[[ DATA TO USE, beginning ]]

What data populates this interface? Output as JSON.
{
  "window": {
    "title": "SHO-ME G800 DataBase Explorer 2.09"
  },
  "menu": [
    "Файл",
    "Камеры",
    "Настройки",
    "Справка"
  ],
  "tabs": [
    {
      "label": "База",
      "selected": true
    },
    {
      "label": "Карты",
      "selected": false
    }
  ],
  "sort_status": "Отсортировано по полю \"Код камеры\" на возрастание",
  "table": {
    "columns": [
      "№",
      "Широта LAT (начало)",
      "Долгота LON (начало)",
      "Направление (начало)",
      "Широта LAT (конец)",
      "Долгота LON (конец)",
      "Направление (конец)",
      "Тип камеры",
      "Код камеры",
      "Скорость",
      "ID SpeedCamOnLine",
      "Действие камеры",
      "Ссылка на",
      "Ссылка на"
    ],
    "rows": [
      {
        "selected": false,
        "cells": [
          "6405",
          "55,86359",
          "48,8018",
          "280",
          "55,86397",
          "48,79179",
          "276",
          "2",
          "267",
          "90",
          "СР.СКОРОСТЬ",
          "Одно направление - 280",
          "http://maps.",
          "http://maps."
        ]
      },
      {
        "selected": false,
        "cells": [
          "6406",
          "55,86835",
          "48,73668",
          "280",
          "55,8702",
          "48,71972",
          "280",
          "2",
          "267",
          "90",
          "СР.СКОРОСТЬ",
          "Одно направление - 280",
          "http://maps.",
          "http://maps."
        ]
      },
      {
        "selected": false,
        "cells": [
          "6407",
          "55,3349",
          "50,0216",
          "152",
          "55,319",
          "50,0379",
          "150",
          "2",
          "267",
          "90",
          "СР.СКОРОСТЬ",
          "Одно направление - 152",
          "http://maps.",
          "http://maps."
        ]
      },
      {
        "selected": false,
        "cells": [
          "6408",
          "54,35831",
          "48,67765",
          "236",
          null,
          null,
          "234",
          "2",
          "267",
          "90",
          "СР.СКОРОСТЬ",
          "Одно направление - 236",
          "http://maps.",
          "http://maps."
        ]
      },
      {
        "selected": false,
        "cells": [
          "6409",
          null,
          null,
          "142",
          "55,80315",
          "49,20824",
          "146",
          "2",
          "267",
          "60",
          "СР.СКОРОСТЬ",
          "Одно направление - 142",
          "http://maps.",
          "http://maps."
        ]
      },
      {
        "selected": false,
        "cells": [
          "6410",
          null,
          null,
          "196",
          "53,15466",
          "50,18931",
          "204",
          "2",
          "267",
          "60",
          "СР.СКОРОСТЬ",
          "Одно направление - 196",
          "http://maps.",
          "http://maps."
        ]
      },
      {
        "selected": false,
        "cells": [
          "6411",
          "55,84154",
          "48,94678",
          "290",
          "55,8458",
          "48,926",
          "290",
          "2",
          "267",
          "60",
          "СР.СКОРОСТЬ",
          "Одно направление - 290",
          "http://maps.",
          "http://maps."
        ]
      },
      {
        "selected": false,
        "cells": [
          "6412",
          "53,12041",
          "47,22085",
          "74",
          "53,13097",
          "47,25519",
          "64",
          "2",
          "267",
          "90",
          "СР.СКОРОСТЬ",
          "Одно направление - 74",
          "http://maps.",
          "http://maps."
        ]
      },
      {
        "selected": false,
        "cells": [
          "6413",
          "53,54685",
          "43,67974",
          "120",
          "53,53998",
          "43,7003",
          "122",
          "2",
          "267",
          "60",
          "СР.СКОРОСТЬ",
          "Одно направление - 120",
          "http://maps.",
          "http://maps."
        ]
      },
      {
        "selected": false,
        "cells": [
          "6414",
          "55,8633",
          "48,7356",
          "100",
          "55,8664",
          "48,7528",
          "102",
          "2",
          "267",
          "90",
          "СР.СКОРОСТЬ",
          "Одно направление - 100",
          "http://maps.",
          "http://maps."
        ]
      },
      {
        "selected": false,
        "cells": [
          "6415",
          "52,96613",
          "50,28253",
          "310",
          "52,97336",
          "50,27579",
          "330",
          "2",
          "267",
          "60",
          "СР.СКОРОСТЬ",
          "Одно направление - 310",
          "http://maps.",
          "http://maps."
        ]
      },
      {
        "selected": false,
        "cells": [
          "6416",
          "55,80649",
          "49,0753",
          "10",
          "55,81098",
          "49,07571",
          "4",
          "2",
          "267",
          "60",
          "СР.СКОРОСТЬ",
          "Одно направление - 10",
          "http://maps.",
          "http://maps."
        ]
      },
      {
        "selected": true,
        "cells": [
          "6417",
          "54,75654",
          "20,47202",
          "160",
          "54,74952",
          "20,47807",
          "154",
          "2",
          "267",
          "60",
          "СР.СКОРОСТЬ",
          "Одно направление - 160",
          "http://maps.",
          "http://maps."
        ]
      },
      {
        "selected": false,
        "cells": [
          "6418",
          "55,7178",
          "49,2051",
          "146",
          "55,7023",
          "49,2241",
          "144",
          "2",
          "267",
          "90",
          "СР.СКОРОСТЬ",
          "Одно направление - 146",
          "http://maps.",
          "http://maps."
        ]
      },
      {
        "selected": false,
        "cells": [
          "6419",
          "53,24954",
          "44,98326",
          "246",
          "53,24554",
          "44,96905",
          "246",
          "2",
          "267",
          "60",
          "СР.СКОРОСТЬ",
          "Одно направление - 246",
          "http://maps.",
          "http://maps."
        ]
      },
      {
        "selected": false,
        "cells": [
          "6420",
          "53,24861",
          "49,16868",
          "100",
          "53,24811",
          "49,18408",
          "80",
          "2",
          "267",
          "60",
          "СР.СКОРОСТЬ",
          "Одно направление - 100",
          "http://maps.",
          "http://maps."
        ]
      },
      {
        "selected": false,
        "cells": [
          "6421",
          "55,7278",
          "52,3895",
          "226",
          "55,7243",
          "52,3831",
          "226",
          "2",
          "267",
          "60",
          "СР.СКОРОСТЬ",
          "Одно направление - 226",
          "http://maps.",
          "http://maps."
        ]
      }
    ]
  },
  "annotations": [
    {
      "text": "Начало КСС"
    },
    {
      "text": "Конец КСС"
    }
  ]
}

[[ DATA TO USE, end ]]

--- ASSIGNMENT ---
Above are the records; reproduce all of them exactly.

--- RESPONSE BOX ---
What data populates this interface? Output as JSON.
{
  "window": {
    "title": "SHO-ME G800 DataBase Explorer 2.09"
  },
  "menu": [
    "Файл",
    "Камеры",
    "Настройки",
    "Справка"
  ],
  "tabs": [
    {
      "label": "База",
      "selected": true
    },
    {
      "label": "Карты",
      "selected": false
    }
  ],
  "sort_status": "Отсортировано по полю \"Код камеры\" на возрастание",
  "table": {
    "columns": [
      "№",
      "Широта LAT (начало)",
      "Долгота LON (начало)",
      "Направление (начало)",
      "Широта LAT (конец)",
      "Долгота LON (конец)",
      "Направление (конец)",
      "Тип камеры",
      "Код камеры",
      "Скорость",
      "ID SpeedCamOnLine",
      "Действие камеры",
      "Ссылка на",
      "Ссылка на"
    ],
    "rows": [
      {
        "selected": false,
        "cells": [
          "6405",
          "55,86359",
          "48,8018",
          "280",
          "55,86397",
          "48,79179",
          "276",
          "2",
          "267",
          "90",
          "СР.СКОРОСТЬ",
          "Одно направление - 280",
          "http://maps.",
          "http://maps."
        ]
      },
      {
        "selected": false,
        "cells": [
          "6406",
          "55,86835",
          "48,73668",
          "280",
          "55,8702",
          "48,71972",
          "280",
          "2",
          "267",
          "90",
          "СР.СКОРОСТЬ",
          "Одно направление - 280",
          "http://maps.",
          "http://maps."
        ]
      },
      {
        "selected": false,
        "cells": [
          "6407",
          "55,3349",
          "50,0216",
          "152",
          "55,319",
          "50,0379",
          "150",
          "2",
          "267",
          "90",
          "СР.СКОРОСТЬ",
          "Одно направление - 152",
          "http://maps.",
          "http://maps."
        ]
      },
      {
        "selected": false,
        "cells": [
          "6408",
          "54,35831",
          "48,67765",
          "236",
          null,
          null,
          "234",
          "2",
          "267",
          "90",
          "СР.СКОРОСТЬ",
          "Одно направление - 236",
          "http://maps.",
          "http://maps."
        ]
      },
      {
        "selected": false,
        "cells": [
          "6409",
          null,
          null,
          "142",
          "55,80315",
          "49,20824",
          "146",
          "2",
          "267",
          "60",
          "СР.СКОРОСТЬ",
          "Одно направление - 142",
          "http://maps.",
          "http://maps."
        ]
      },
      {
        "selected": false,
        "cells": [
          "6410",
          null,
          null,
          "196",
          "53,15466",
          "50,18931",
          "204",
          "2",
          "267",
          "60",
          "СР.СКОРОСТЬ",
          "Одно направление - 196",
          "http://maps.",
          "http://maps."
        ]
      },
      {
        "selected": false,
        "cells": [
          "6411",
          "55,84154",
          "48,94678",
          "290",
          "55,8458",
          "48,926",
          "290",
          "2",
          "267",
          "60",
          "СР.СКОРОСТЬ",
          "Одно направление - 290",
          "http://maps.",
          "http://maps."
        ]
      },
      {
        "selected": false,
        "cells": [
          "6412",
          "53,12041",
          "47,22085",
          "74",
          "53,13097",
          "47,25519",
          "64",
          "2",
          "267",
          "90",
          "СР.СКОРОСТЬ",
          "Одно направление - 74",
          "http://maps.",
          "http://maps."
        ]
      },
      {
        "selected": false,
        "cells": [
          "6413",
          "53,54685",
          "43,67974",
          "120",
          "53,53998",
          "43,7003",
          "122",
          "2",
          "267",
          "60",
          "СР.СКОРОСТЬ",
          "Одно направление - 120",
          "http://maps.",
          "http://maps."
        ]
      },
      {
        "selected": false,
        "cells": [
          "6414",
          "55,8633",
          "48,7356",
          "100",
          "55,8664",
          "48,7528",
          "102",
          "2",
          "267",
          "90",
          "СР.СКОРОСТЬ",
          "Одно направление - 100",
          "http://maps.",
          "http://maps."
        ]
      },
      {
        "selected": false,
        "cells": [
          "6415",
          "52,96613",
          "50,28253",
          "310",
          "52,97336",
          "50,27579",
          "330",
          "2",
          "267",
          "60",
          "СР.СКОРОСТЬ",
          "Одно направление - 310",
          "http://maps.",
          "http://maps."
        ]
      },
      {
        "selected": false,
        "cells": [
          "6416",
          "55,80649",
          "49,0753",
          "10",
          "55,81098",
          "49,07571",
          "4",
          "2",
          "267",
          "60",
          "СР.СКОРОСТЬ",
          "Одно направление - 10",
          "http://maps.",
          "http://maps."
        ]
      },
      {
        "selected": true,
        "cells": [
          "6417",
          "54,75654",
          "20,47202",
          "160",
          "54,74952",
          "20,47807",
          "154",
          "2",
          "267",
          "60",
          "СР.СКОРОСТЬ",
          "Одно направление - 160",
          "http://maps.",
          "http://maps."
        ]
      },
      {
        "selected": false,
        "cells": [
          "6418",
          "55,7178",
          "49,2051",
          "146",
          "55,7023",
          "49,2241",
          "144",
          "2",
          "267",
          "90",
          "СР.СКОРОСТЬ",
          "Одно направление - 146",
          "http://maps.",
          "http://maps."
        ]
      },
      {
        "selected": false,
        "cells": [
          "6419",
          "53,24954",
          "44,98326",
          "246",
          "53,24554",
          "44,96905",
          "246",
          "2",
          "267",
          "60",
          "СР.СКОРОСТЬ",
          "Одно направление - 246",
          "http://maps.",
          "http://maps."
        ]
      },
      {
        "selected": false,
        "cells": [
          "6420",
          "53,24861",
          "49,16868",
          "100",
          "53,24811",
          "49,18408",
          "80",
          "2",
          "267",
          "60",
          "СР.СКОРОСТЬ",
          "Одно направление - 100",
          "http://maps.",
          "http://maps."
        ]
      },
      {
        "selected": false,
        "cells": [
          "6421",
          "55,7278",
          "52,3895",
          "226",
          "55,7243",
          "52,3831",
          "226",
          "2",
          "267",
          "60",
          "СР.СКОРОСТЬ",
          "Одно направление - 226",
          "http://maps.",
          "http://maps."
        ]
      }
    ]
  },
  "annotations": [
    {
      "text": "Начало КСС"
    },
    {
      "text": "Конец КСС"
    }
  ]
}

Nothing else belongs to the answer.